··· PROVIDED MATERIAL

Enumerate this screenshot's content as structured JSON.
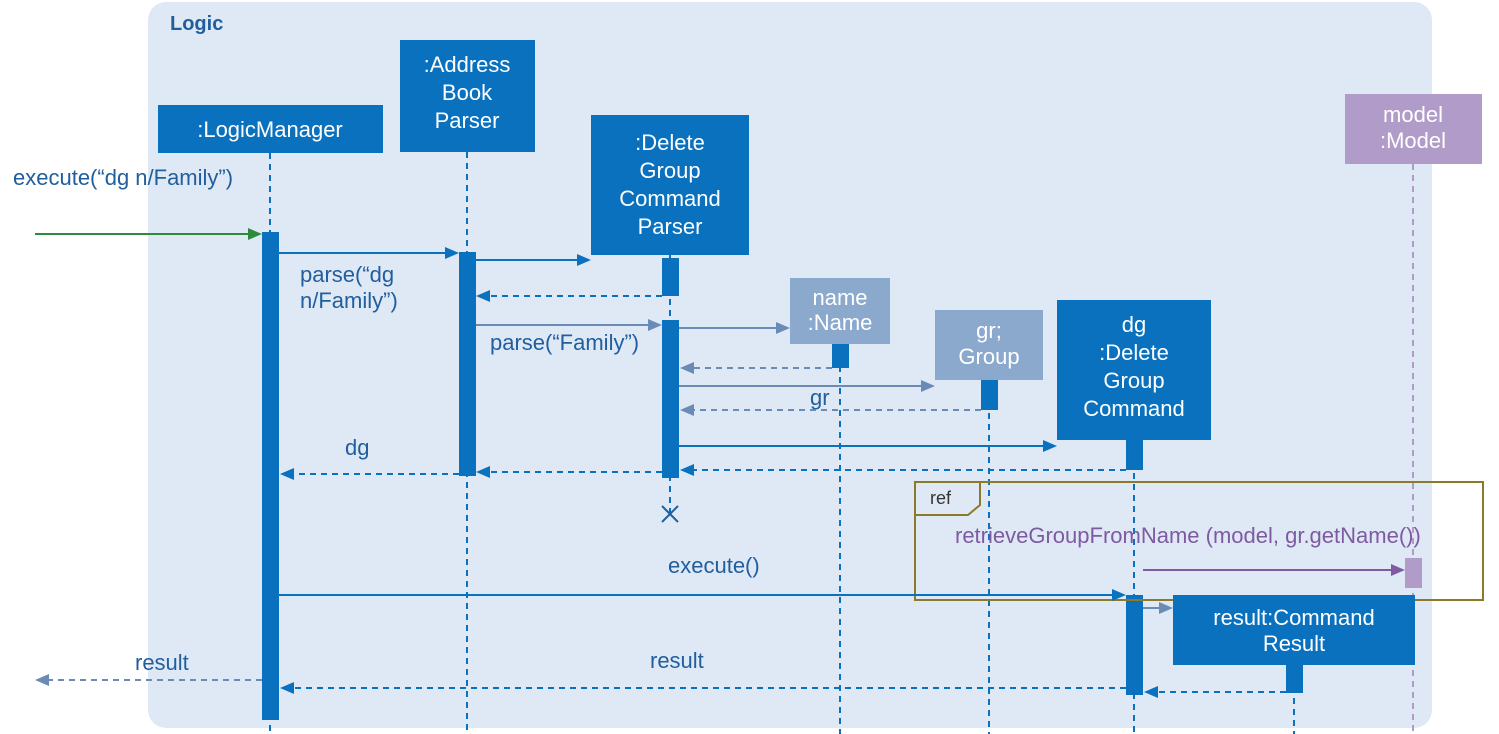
{
  "frame_title": "Logic",
  "lifelines": {
    "logic_manager": ":LogicManager",
    "address_book_parser_l1": ":Address",
    "address_book_parser_l2": "Book",
    "address_book_parser_l3": "Parser",
    "delete_group_command_parser_l1": ":Delete",
    "delete_group_command_parser_l2": "Group",
    "delete_group_command_parser_l3": "Command",
    "delete_group_command_parser_l4": "Parser",
    "name_l1": "name",
    "name_l2": ":Name",
    "gr_l1": "gr;",
    "gr_l2": "Group",
    "dg_l1": "dg",
    "dg_l2": ":Delete",
    "dg_l3": "Group",
    "dg_l4": "Command",
    "result_l1": "result:Command",
    "result_l2": "Result",
    "model_l1": "model",
    "model_l2": ":Model"
  },
  "messages": {
    "execute_entry": "execute(“dg n/Family”)",
    "parse_dg_l1": "parse(“dg",
    "parse_dg_l2": "n/Family”)",
    "parse_family": "parse(“Family”)",
    "gr": "gr",
    "dg_return": "dg",
    "execute": "execute()",
    "result": "result",
    "result_out": "result",
    "retrieve": "retrieveGroupFromName (model, gr.getName())"
  },
  "ref_label": "ref",
  "colors": {
    "primary": "#0a71bf",
    "secondary": "#8aa9cd",
    "purple": "#b19cc9",
    "frame_bg": "#dfe9f5",
    "ref_border": "#8a7a2a"
  },
  "chart_data": {
    "type": "sequence-diagram",
    "frame": "Logic",
    "lifelines": [
      {
        "id": "lm",
        "label": ":LogicManager",
        "kind": "primary",
        "created_at_start": true
      },
      {
        "id": "abp",
        "label": ":AddressBookParser",
        "kind": "primary",
        "created_at_start": true
      },
      {
        "id": "dgcp",
        "label": ":DeleteGroupCommandParser",
        "kind": "primary",
        "created_by": "abp"
      },
      {
        "id": "name",
        "label": "name:Name",
        "kind": "secondary",
        "created_by": "dgcp"
      },
      {
        "id": "gr",
        "label": "gr;Group",
        "kind": "secondary",
        "created_by": "dgcp"
      },
      {
        "id": "dg",
        "label": "dg:DeleteGroupCommand",
        "kind": "primary",
        "created_by": "dgcp"
      },
      {
        "id": "result",
        "label": "result:CommandResult",
        "kind": "primary",
        "created_by": "dg"
      },
      {
        "id": "model",
        "label": "model:Model",
        "kind": "external",
        "created_at_start": true
      }
    ],
    "messages": [
      {
        "from": "actor",
        "to": "lm",
        "label": "execute(“dg n/Family”)",
        "type": "call"
      },
      {
        "from": "lm",
        "to": "abp",
        "label": "parse(“dg n/Family”)",
        "type": "call"
      },
      {
        "from": "abp",
        "to": "dgcp",
        "label": "",
        "type": "create"
      },
      {
        "from": "dgcp",
        "to": "abp",
        "label": "",
        "type": "return"
      },
      {
        "from": "abp",
        "to": "dgcp",
        "label": "parse(“Family”)",
        "type": "call"
      },
      {
        "from": "dgcp",
        "to": "name",
        "label": "",
        "type": "create"
      },
      {
        "from": "name",
        "to": "dgcp",
        "label": "",
        "type": "return"
      },
      {
        "from": "dgcp",
        "to": "gr",
        "label": "gr",
        "type": "create"
      },
      {
        "from": "gr",
        "to": "dgcp",
        "label": "",
        "type": "return"
      },
      {
        "from": "dgcp",
        "to": "dg",
        "label": "",
        "type": "create"
      },
      {
        "from": "dg",
        "to": "dgcp",
        "label": "",
        "type": "return"
      },
      {
        "from": "dgcp",
        "to": "abp",
        "label": "",
        "type": "return"
      },
      {
        "from": "abp",
        "to": "lm",
        "label": "dg",
        "type": "return"
      },
      {
        "note": "dgcp destroyed (X)"
      },
      {
        "ref": "retrieveGroupFromName (model, gr.getName())",
        "over": [
          "dg",
          "model"
        ]
      },
      {
        "from": "lm",
        "to": "dg",
        "label": "execute()",
        "type": "call"
      },
      {
        "from": "dg",
        "to": "result",
        "label": "",
        "type": "create"
      },
      {
        "from": "result",
        "to": "dg",
        "label": "",
        "type": "return"
      },
      {
        "from": "dg",
        "to": "lm",
        "label": "result",
        "type": "return"
      },
      {
        "from": "lm",
        "to": "actor",
        "label": "result",
        "type": "return"
      }
    ]
  }
}
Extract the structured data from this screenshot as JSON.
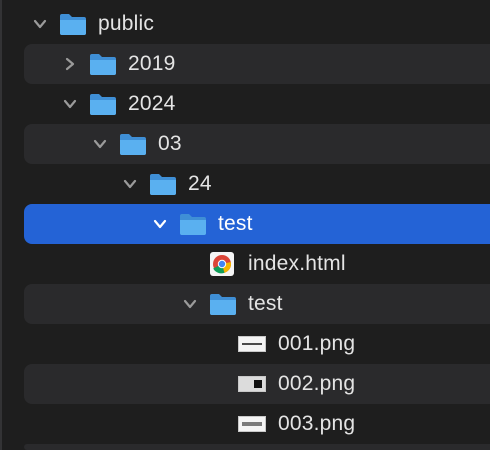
{
  "tree": {
    "items": [
      {
        "label": "public",
        "kind": "folder",
        "expanded": true,
        "depth": 0
      },
      {
        "label": "2019",
        "kind": "folder",
        "expanded": false,
        "depth": 1
      },
      {
        "label": "2024",
        "kind": "folder",
        "expanded": true,
        "depth": 1
      },
      {
        "label": "03",
        "kind": "folder",
        "expanded": true,
        "depth": 2
      },
      {
        "label": "24",
        "kind": "folder",
        "expanded": true,
        "depth": 3
      },
      {
        "label": "test",
        "kind": "folder",
        "expanded": true,
        "depth": 4,
        "selected": true
      },
      {
        "label": "index.html",
        "kind": "file",
        "icon": "chrome-icon",
        "depth": 5
      },
      {
        "label": "test",
        "kind": "folder",
        "expanded": true,
        "depth": 5
      },
      {
        "label": "001.png",
        "kind": "file",
        "icon": "image-thumbnail-icon",
        "depth": 6
      },
      {
        "label": "002.png",
        "kind": "file",
        "icon": "image-thumbnail-icon",
        "depth": 6
      },
      {
        "label": "003.png",
        "kind": "file",
        "icon": "image-thumbnail-icon",
        "depth": 6
      }
    ]
  },
  "colors": {
    "background": "#1e1e1e",
    "row_alt": "#2a2a2c",
    "selection": "#2463d6",
    "folder": "#5ab0f0",
    "text": "#e4e4e4"
  }
}
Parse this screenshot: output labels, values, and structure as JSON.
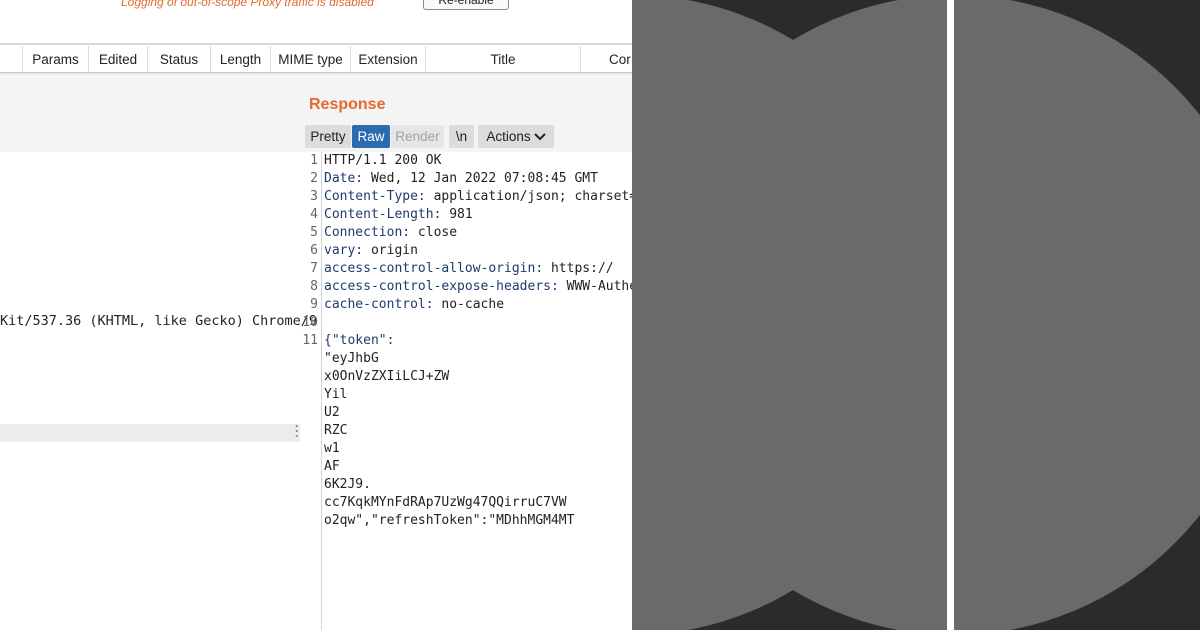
{
  "banner": {
    "message": "Logging of out-of-scope Proxy traffic is disabled",
    "reenable_label": "Re-enable"
  },
  "columns": [
    "Params",
    "Edited",
    "Status",
    "Length",
    "MIME type",
    "Extension",
    "Title",
    "Cor"
  ],
  "request": {
    "visible_fragment": "Kit/537.36 (KHTML, like Gecko) Chrome/9",
    "line_number": "10"
  },
  "response": {
    "title": "Response",
    "tabs": {
      "pretty": "Pretty",
      "raw": "Raw",
      "render": "Render",
      "newline": "\\n",
      "actions": "Actions"
    },
    "lines": [
      {
        "n": "1",
        "name": "HTTP/1.1 200 OK",
        "value": ""
      },
      {
        "n": "2",
        "name": "Date:",
        "value": " Wed, 12 Jan 2022 07:08:45 GMT"
      },
      {
        "n": "3",
        "name": "Content-Type:",
        "value": " application/json; charset="
      },
      {
        "n": "4",
        "name": "Content-Length:",
        "value": " 981"
      },
      {
        "n": "5",
        "name": "Connection:",
        "value": " close"
      },
      {
        "n": "6",
        "name": "vary:",
        "value": " origin"
      },
      {
        "n": "7",
        "name": "access-control-allow-origin:",
        "value": " https://"
      },
      {
        "n": "8",
        "name": "access-control-expose-headers:",
        "value": " WWW-Authe"
      },
      {
        "n": "9",
        "name": "cache-control:",
        "value": " no-cache"
      },
      {
        "n": "10",
        "name": "",
        "value": ""
      },
      {
        "n": "11",
        "name": "{\"token\":",
        "value": ""
      }
    ],
    "body_fragments": [
      "\"eyJhbG",
      "x0OnVzZXIiLCJ+ZW",
      "Yil",
      "U2",
      "RZC",
      "w1",
      "AF",
      "6K2J9.",
      "cc7KqkMYnFdRAp7UzWg47QQirruC7VW",
      "o2qw\",\"refreshToken\":\"MDhhMGM4MT"
    ]
  },
  "colors": {
    "accent_orange": "#e8672d",
    "raw_tab_blue": "#2d6bb0",
    "deco_background": "#2b2b2b",
    "deco_shape": "#6a6a6a"
  }
}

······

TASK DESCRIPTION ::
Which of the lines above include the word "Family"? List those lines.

OUTPUT FOR THIS EXERCISE ::
    "execute_entry": "execute(“dg n/Family”)",
    "parse_dg_l2": "n/Family”)",
    "parse_family": "parse(“Family”)",
        "label": "execute(“dg n/Family”)",
        "label": "parse(“dg n/Family”)",
        "label": "parse(“Family”)",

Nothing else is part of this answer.